To those who met him, gangly and introverted Ravi Singh (25) didn't come across as someone who could turn violent. What is it then that drove a seemingly 'normal' person like him to kill five people within two days at places separated by nearly 70 km?
Experts say emotional attachment to someone or something and then the realisation that it cannot be yours, can sometimes cause pain and a sense of loss that might seem catastrophic and push a person to the brink.
"Ravi was not physically strong and I couldn't have imagined that he would come loaded with guns and kill my nephew Naveen and four others," said Satbhan, Naveen's maternal uncle who lives in Dwarka.
"But he seemed very intense at all times and could have been planning to harm someone without making his feelings apparent," he said. "While no one noticed, Ravi had turned into pure evil."

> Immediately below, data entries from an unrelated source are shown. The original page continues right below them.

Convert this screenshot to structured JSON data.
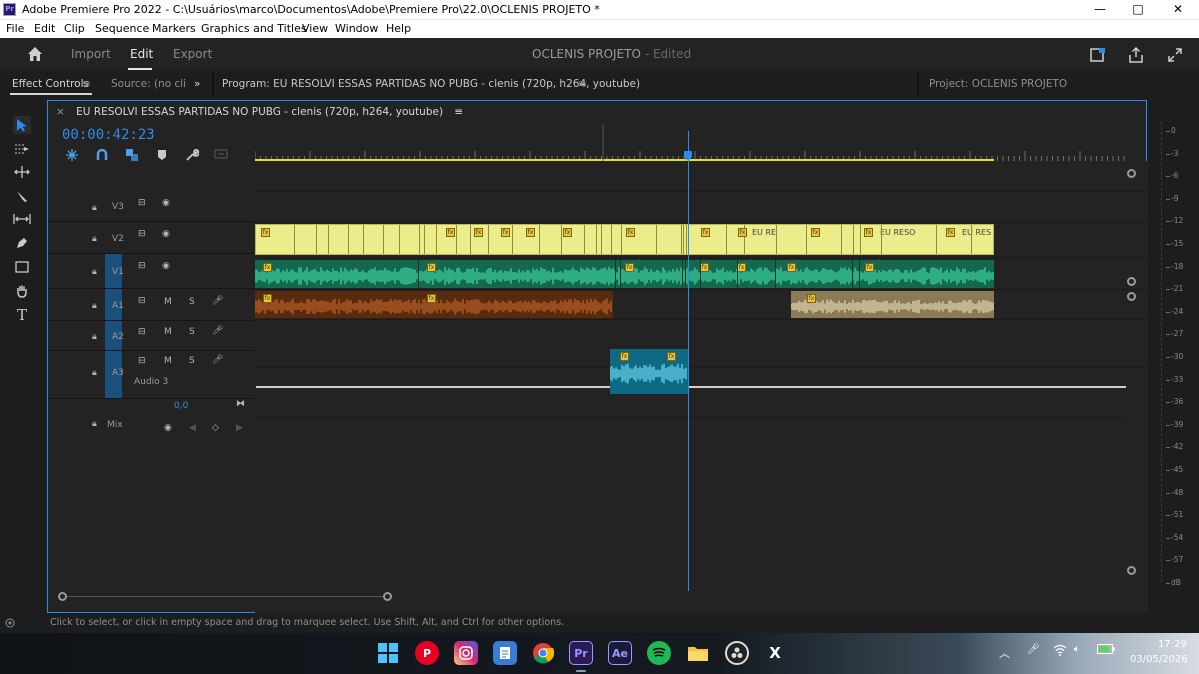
{
  "window": {
    "app_icon": "Pr",
    "title": "Adobe Premiere Pro 2022 - C:\\Usuários\\marco\\Documentos\\Adobe\\Premiere Pro\\22.0\\OCLENIS PROJETO *",
    "minimize": "—",
    "maximize": "□",
    "close": "✕"
  },
  "menu": [
    "File",
    "Edit",
    "Clip",
    "Sequence",
    "Markers",
    "Graphics and Titles",
    "View",
    "Window",
    "Help"
  ],
  "header": {
    "tabs": [
      "Import",
      "Edit",
      "Export"
    ],
    "active_tab": "Edit",
    "project_name": "OCLENIS PROJETO",
    "project_status": "- Edited"
  },
  "panels": {
    "effect_controls": "Effect Controls",
    "source": "Source: (no cli",
    "more": "»",
    "program": "Program: EU RESOLVI ESSAS PARTIDAS NO PUBG - clenis (720p, h264, youtube)",
    "project": "Project: OCLENIS PROJETO",
    "menu_glyph": "≡"
  },
  "timeline": {
    "sequence_tab": "EU RESOLVI ESSAS PARTIDAS NO PUBG - clenis (720p, h264, youtube)",
    "close_glyph": "×",
    "timecode": "00:00:42:23",
    "playhead_fraction": 0.485,
    "tracks": {
      "V3": "V3",
      "V2": "V2",
      "V1": "V1",
      "A1": "A1",
      "A2": "A2",
      "A3": "A3",
      "audio3_name": "Audio 3",
      "mix_label": "Mix",
      "mix_value": "0,0",
      "M": "M",
      "S": "S"
    },
    "clip_labels": {
      "v1_a": "EU RE",
      "v1_b": "EU RESO",
      "v1_c": "EU RES"
    },
    "fx_badge": "fx"
  },
  "meters": {
    "labels": [
      "0",
      "-3",
      "-6",
      "-9",
      "-12",
      "-15",
      "-18",
      "-21",
      "-24",
      "-27",
      "-30",
      "-33",
      "-36",
      "-39",
      "-42",
      "-45",
      "-48",
      "-51",
      "-54",
      "-57",
      "dB"
    ]
  },
  "status": {
    "text": "Click to select, or click in empty space and drag to marquee select. Use Shift, Alt, and Ctrl for other options."
  },
  "taskbar": {
    "time": "17:29",
    "date": "03/05/2026",
    "icons": [
      "windows-icon",
      "pinterest-icon",
      "instagram-icon",
      "notepad-icon",
      "chrome-icon",
      "premiere-icon",
      "after-effects-icon",
      "spotify-icon",
      "file-explorer-icon",
      "obs-icon",
      "x-icon"
    ],
    "premiere_label": "Pr",
    "ae_label": "Ae",
    "x_label": "X"
  },
  "colors": {
    "accent_blue": "#2d8ceb",
    "video_clip": "#ecec8a",
    "audio_green": "#1fb58a",
    "audio_brown": "#8b4a1e",
    "audio_tan": "#c8b88a",
    "audio_cyan": "#2aa8c8"
  }
}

"Sometimes people who might not have a violent personality start feeling intense rage and enter a very different state of mind when he or she is very emotionally involved with something, which could be a love affair or an important thing in life, and wants it very badly but doesn't get it," said Dr Pulkit Sharma, clinical psychologist, VIMHANS.
"The person can harm himself so that others feel a sense of guilt, he can destroy himself and the person or object he can't have and thirdly, he can turn all the anger into a form of punishment to everyone he thinks is getting in way of what he wants," he said.
"We call such phenomena extended suicide where a person kills not only himself but also others. If a person is introverted and doesn't open up, it is possible that all those feelings are cumulating inside and pushes the person to a point of no return," said Dr Rajesh Sagar, additional professor at psychiatry department, AIIMS.